Home > Pseudomorphs – March 3 > MS1520 Goethite after Köttigite

Goethite after Köttigite - Sold

Goethite is an iron oxide hydroxide, named after German poet and philosopher Johann Wolfgang von Goethe (1749-1832). Johann Georg Lenz (1748-1832) first proposed the mineral name in his 1806 Tabellen über das gesammte Mineralreich. Köttigite is a zinc arsenate mineral, which often carries significant iron at Ojuela. Professor James Dana named köttigite in his 1850 System of Mineralogy. The mineral name honors German chemist Otto Köttig (1824-1892), who first analyzed the mineral.

This consists of iron oxide matrix, often called limonite, mainly consisting of goethite. A spray of bladed crystals to 2.5 cm spans a tight cavity. Interestingly, the cavity is lined with microcrystals of adamite, an indication of the local presence of zinc.
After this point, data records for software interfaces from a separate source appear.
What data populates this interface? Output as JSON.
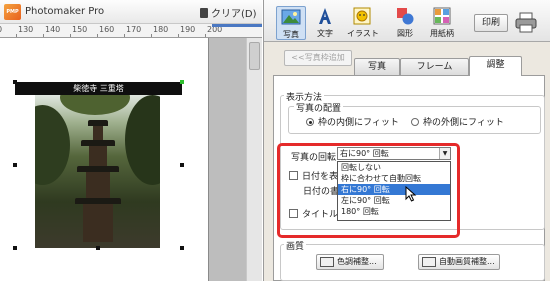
{
  "app": {
    "title": "Photomaker Pro",
    "logo_text": "PMP",
    "clear_label": "クリア(D)"
  },
  "ruler": {
    "ticks": [
      "0",
      "130",
      "140",
      "150",
      "160",
      "170",
      "180",
      "190",
      "200"
    ]
  },
  "photo": {
    "caption": "柴徳寺 三重塔"
  },
  "toolbar": {
    "items": [
      {
        "label": "写真",
        "icon": "photo-icon"
      },
      {
        "label": "文字",
        "icon": "text-icon"
      },
      {
        "label": "イラスト",
        "icon": "illustration-icon"
      },
      {
        "label": "図形",
        "icon": "shapes-icon"
      },
      {
        "label": "用紙柄",
        "icon": "paper-pattern-icon"
      }
    ],
    "print_label": "印刷",
    "printer_icon": "printer-icon"
  },
  "panel": {
    "frame_add_button": "<<写真枠追加",
    "tabs": [
      "写真",
      "フレーム",
      "調整"
    ],
    "active_tab": "調整",
    "display_method_label": "表示方法",
    "placement_label": "写真の配置",
    "placement_options": [
      "枠の内側にフィット",
      "枠の外側にフィット"
    ],
    "placement_selected": "枠の内側にフィット",
    "rotation_label": "写真の回転",
    "rotation_value": "右に90° 回転",
    "rotation_options": [
      "回転しない",
      "枠に合わせて自動回転",
      "右に90° 回転",
      "左に90° 回転",
      "180° 回転"
    ],
    "rotation_highlighted": "右に90° 回転",
    "date_checkbox_label": "日付を表示",
    "date_style_label": "日付の書",
    "title_checkbox_label": "タイトルを",
    "image_quality_label": "画質",
    "color_adjust_button": "色調補整...",
    "auto_quality_button": "自動画質補整..."
  },
  "colors": {
    "highlight_outline": "#e52a2a",
    "selected_option": "#3478d4",
    "ruler_accent": "#4a78c2"
  }
}
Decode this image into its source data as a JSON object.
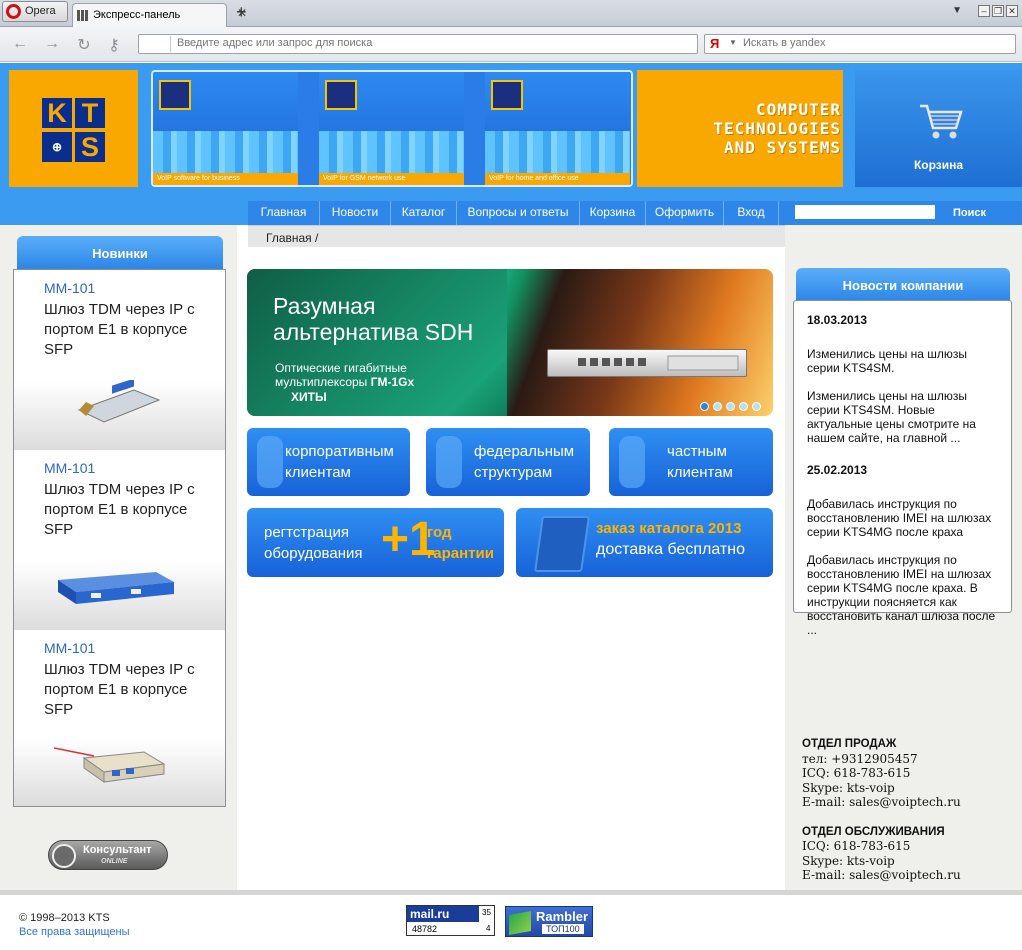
{
  "browser": {
    "menu_label": "Opera",
    "tab_title": "Экспресс-панель",
    "address_placeholder": "Введите адрес или запрос для поиска",
    "search_engine_icon": "Я",
    "search_placeholder": "Искать в yandex"
  },
  "header": {
    "logo_letters": [
      "K",
      "T",
      "S"
    ],
    "banner_captions": [
      "VoIP software for business",
      "VoIP for GSM network use",
      "VoIP for home and office use"
    ],
    "slogan": [
      "COMPUTER",
      "TECHNOLOGIES",
      "AND SYSTEMS"
    ],
    "cart_label": "Корзина"
  },
  "menu": {
    "items": [
      "Главная",
      "Новости",
      "Каталог",
      "Вопросы и ответы",
      "Корзина",
      "Оформить",
      "Вход"
    ],
    "search_button": "Поиск"
  },
  "breadcrumb": "Главная /",
  "new_items": {
    "title": "Новинки",
    "products": [
      {
        "title": "MM-101",
        "desc": "Шлюз TDM через IP с портом E1 в корпусе SFP"
      },
      {
        "title": "MM-101",
        "desc": "Шлюз TDM через IP с портом E1 в корпусе SFP"
      },
      {
        "title": "MM-101",
        "desc": "Шлюз TDM через IP с портом E1 в корпусе SFP"
      }
    ]
  },
  "consultant": {
    "label": "Консультант",
    "status": "ONLINE"
  },
  "slider": {
    "title": "Разумная альтернатива SDH",
    "subtitle": "Оптические гигабитные мультиплексоры",
    "model": "ГМ-1Gx",
    "hits": "ХИТЫ",
    "dots_active_index": 0
  },
  "client_buttons": [
    {
      "label": "корпоративным клиентам"
    },
    {
      "label": "федеральным структурам"
    },
    {
      "label": "частным клиентам"
    }
  ],
  "promo": {
    "reg_text": "регтстрация оборудования",
    "plus": "+1",
    "year": "год гарантии",
    "catalog_title": "заказ каталога 2013",
    "catalog_sub": "доставка бесплатно"
  },
  "news": {
    "title": "Новости компании",
    "items": [
      {
        "date": "18.03.2013",
        "texts": [
          "Изменились цены на шлюзы серии KTS4SM.",
          "Изменились цены на шлюзы серии KTS4SM. Новые актуальные цены смотрите на нашем сайте, на главной ..."
        ]
      },
      {
        "date": "25.02.2013",
        "texts": [
          "Добавилась инструкция по восстановлению IMEI на шлюзах серии KTS4MG после краха",
          "Добавилась инструкция по восстановлению IMEI на шлюзах серии KTS4MG после краха. В инструкции поясняется как восстановить канал шлюза после ..."
        ]
      }
    ]
  },
  "contacts": {
    "sales_title": "ОТДЕЛ ПРОДАЖ",
    "sales_lines": [
      "тел: +9312905457",
      "ICQ: 618-783-615",
      "Skype: kts-voip",
      "E-mail: sales@voiptech.ru"
    ],
    "service_title": "ОТДЕЛ ОБСЛУЖИВАНИЯ",
    "service_lines": [
      "ICQ: 618-783-615",
      "Skype: kts-voip",
      "E-mail: sales@voiptech.ru"
    ]
  },
  "footer": {
    "copyright": "© 1998–2013 KTS",
    "rights": "Все права защищены",
    "mail_counter": {
      "brand": "mail.ru",
      "visits": "48782",
      "top": "35",
      "bottom": "4"
    },
    "rambler": {
      "brand": "Rambler",
      "label": "ТОП100"
    }
  }
}
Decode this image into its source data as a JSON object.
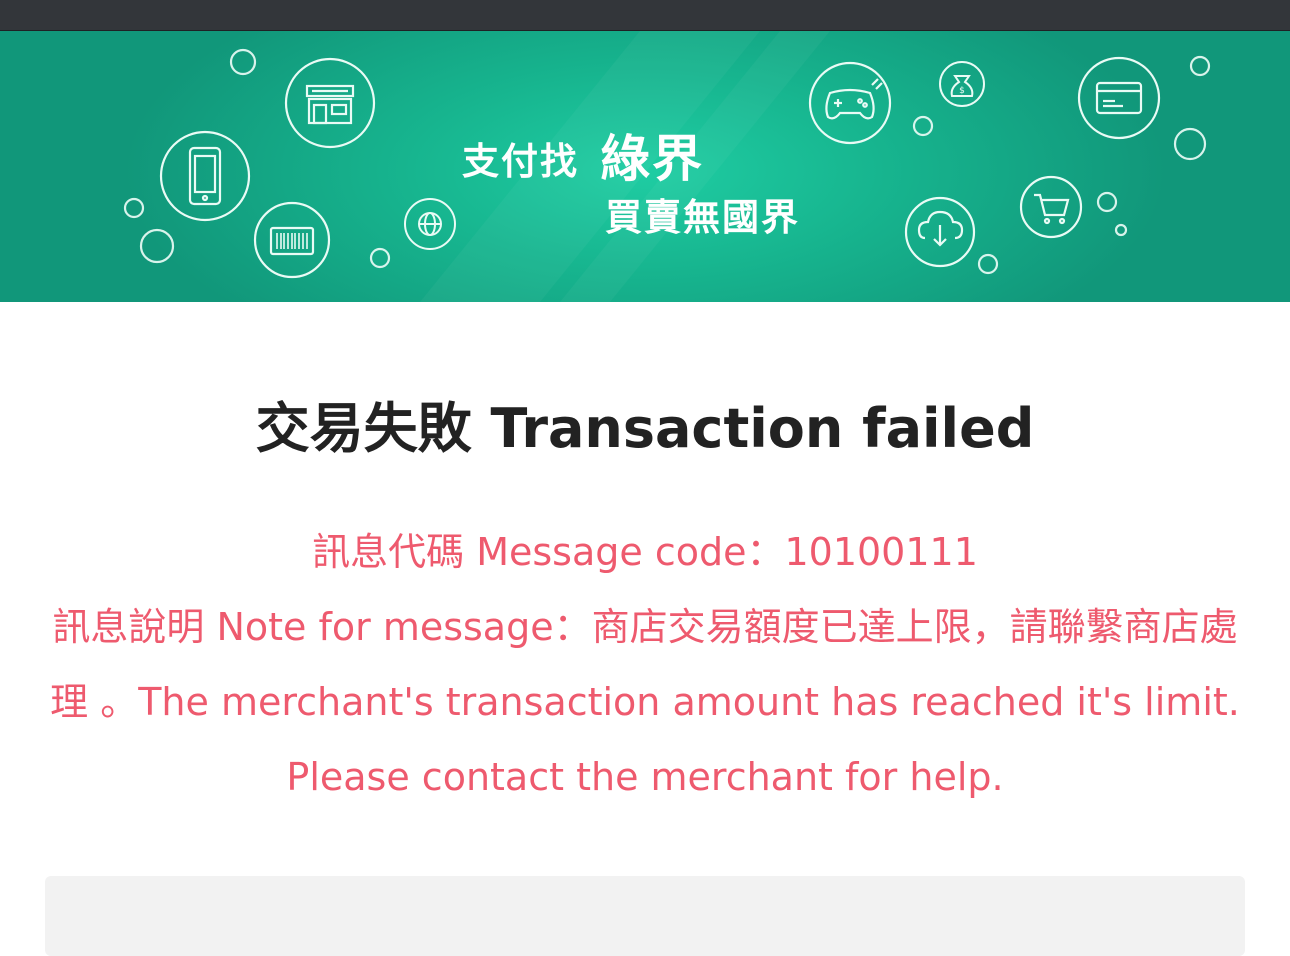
{
  "banner": {
    "slogan_line1": "支付找",
    "brand": "綠界",
    "slogan_line2": "買賣無國界",
    "colors": {
      "primary": "#14a887",
      "light": "#1fcda3",
      "dark": "#11977a"
    },
    "icons": [
      "store-icon",
      "mobile-phone-icon",
      "barcode-icon",
      "globe-icon",
      "gamepad-icon",
      "money-bag-icon",
      "credit-card-icon",
      "shopping-cart-icon",
      "cloud-download-icon"
    ]
  },
  "result": {
    "title": "交易失敗 Transaction failed",
    "code_label": "訊息代碼 Message code：",
    "code_value": "10100111",
    "note_label": "訊息說明 Note for message：",
    "note_text": "商店交易額度已達上限，請聯繫商店處理 。The merchant's transaction amount has reached it's limit. Please contact the merchant for help.",
    "error_color": "#ee5a6e"
  }
}
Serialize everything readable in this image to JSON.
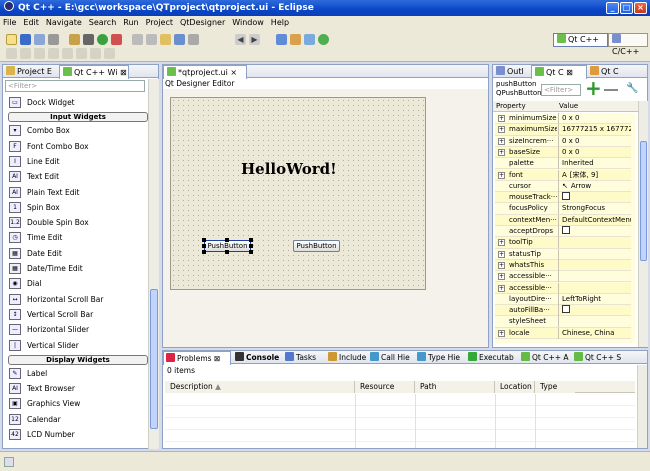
{
  "window": {
    "title": "Qt C++ - E:\\gcc\\workspace\\QTproject\\qtproject.ui - Eclipse"
  },
  "menu": [
    "File",
    "Edit",
    "Navigate",
    "Search",
    "Run",
    "Project",
    "QtDesigner",
    "Window",
    "Help"
  ],
  "perspectives": [
    "Qt C++",
    "C/C++"
  ],
  "left_panel": {
    "tabs": [
      "Project E",
      "Qt C++ Wi"
    ],
    "filter_placeholder": "<Filter>",
    "items": [
      {
        "type": "item",
        "label": "Dock Widget",
        "icon": "dock-widget-icon"
      },
      {
        "type": "cat",
        "label": "Input Widgets"
      },
      {
        "type": "item",
        "label": "Combo Box",
        "icon": "combo-box-icon"
      },
      {
        "type": "item",
        "label": "Font Combo Box",
        "icon": "font-combo-box-icon"
      },
      {
        "type": "item",
        "label": "Line Edit",
        "icon": "line-edit-icon"
      },
      {
        "type": "item",
        "label": "Text Edit",
        "icon": "text-edit-icon"
      },
      {
        "type": "item",
        "label": "Plain Text Edit",
        "icon": "plain-text-edit-icon"
      },
      {
        "type": "item",
        "label": "Spin Box",
        "icon": "spin-box-icon"
      },
      {
        "type": "item",
        "label": "Double Spin Box",
        "icon": "double-spin-box-icon"
      },
      {
        "type": "item",
        "label": "Time Edit",
        "icon": "time-edit-icon"
      },
      {
        "type": "item",
        "label": "Date Edit",
        "icon": "date-edit-icon"
      },
      {
        "type": "item",
        "label": "Date/Time Edit",
        "icon": "date-time-edit-icon"
      },
      {
        "type": "item",
        "label": "Dial",
        "icon": "dial-icon"
      },
      {
        "type": "item",
        "label": "Horizontal Scroll Bar",
        "icon": "horizontal-scroll-bar-icon"
      },
      {
        "type": "item",
        "label": "Vertical Scroll Bar",
        "icon": "vertical-scroll-bar-icon"
      },
      {
        "type": "item",
        "label": "Horizontal Slider",
        "icon": "horizontal-slider-icon"
      },
      {
        "type": "item",
        "label": "Vertical Slider",
        "icon": "vertical-slider-icon"
      },
      {
        "type": "cat",
        "label": "Display Widgets"
      },
      {
        "type": "item",
        "label": "Label",
        "icon": "label-icon"
      },
      {
        "type": "item",
        "label": "Text Browser",
        "icon": "text-browser-icon"
      },
      {
        "type": "item",
        "label": "Graphics View",
        "icon": "graphics-view-icon"
      },
      {
        "type": "item",
        "label": "Calendar",
        "icon": "calendar-icon"
      },
      {
        "type": "item",
        "label": "LCD Number",
        "icon": "lcd-number-icon"
      }
    ]
  },
  "editor": {
    "tab": "*qtproject.ui",
    "subtitle": "Qt Designer Editor",
    "form_label": "HelloWord!",
    "buttons": [
      "PushButton",
      "PushButton"
    ]
  },
  "right_panel": {
    "tabs": [
      "Outl",
      "Qt C",
      "Qt C"
    ],
    "object_name": "pushButton",
    "object_class": "QPushButton",
    "filter_placeholder": "<Filter>",
    "headers": [
      "Property",
      "Value"
    ],
    "properties": [
      {
        "name": "minimumSize",
        "value": "0 x 0",
        "exp": true
      },
      {
        "name": "maximumSize",
        "value": "16777215 x 16777215",
        "exp": true
      },
      {
        "name": "sizeIncrem···",
        "value": "0 x 0",
        "exp": true
      },
      {
        "name": "baseSize",
        "value": "0 x 0",
        "exp": true
      },
      {
        "name": "palette",
        "value": "Inherited",
        "exp": false
      },
      {
        "name": "font",
        "value": "[宋体, 9]",
        "exp": true,
        "prefix": "A"
      },
      {
        "name": "cursor",
        "value": "Arrow",
        "exp": false,
        "prefix": "↖"
      },
      {
        "name": "mouseTrack···",
        "value": "",
        "exp": false,
        "check": true
      },
      {
        "name": "focusPolicy",
        "value": "StrongFocus",
        "exp": false
      },
      {
        "name": "contextMen···",
        "value": "DefaultContextMenu",
        "exp": false
      },
      {
        "name": "acceptDrops",
        "value": "",
        "exp": false,
        "check": true
      },
      {
        "name": "toolTip",
        "value": "",
        "exp": true
      },
      {
        "name": "statusTip",
        "value": "",
        "exp": true
      },
      {
        "name": "whatsThis",
        "value": "",
        "exp": true
      },
      {
        "name": "accessible···",
        "value": "",
        "exp": true
      },
      {
        "name": "accessible···",
        "value": "",
        "exp": true
      },
      {
        "name": "layoutDire···",
        "value": "LeftToRight",
        "exp": false
      },
      {
        "name": "autoFillBa···",
        "value": "",
        "exp": false,
        "check": true
      },
      {
        "name": "styleSheet",
        "value": "",
        "exp": false
      },
      {
        "name": "locale",
        "value": "Chinese, China",
        "exp": true
      }
    ]
  },
  "bottom_panel": {
    "tabs": [
      "Problems",
      "Console",
      "Tasks",
      "Include",
      "Call Hie",
      "Type Hie",
      "Executab",
      "Qt C++ A",
      "Qt C++ S"
    ],
    "count": "0 items",
    "columns": [
      "Description",
      "Resource",
      "Path",
      "Location",
      "Type"
    ]
  },
  "colors": {
    "accent": "#0a46c8",
    "panel_border": "#8fa2c6",
    "selection": "#316ac5"
  }
}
The bladed crystals would have consumed zinc during formation, so the presence of adamite leads to one conclusion: the zinc was leached out during pseudomorphism and redeposited as adamite microcrystals. Consequently, the pseudomorph precursor contained zinc, and hence likely was köttigite. Imagine the fabulous köttigite specimen this was before the water table dropped, permitting its oxidation.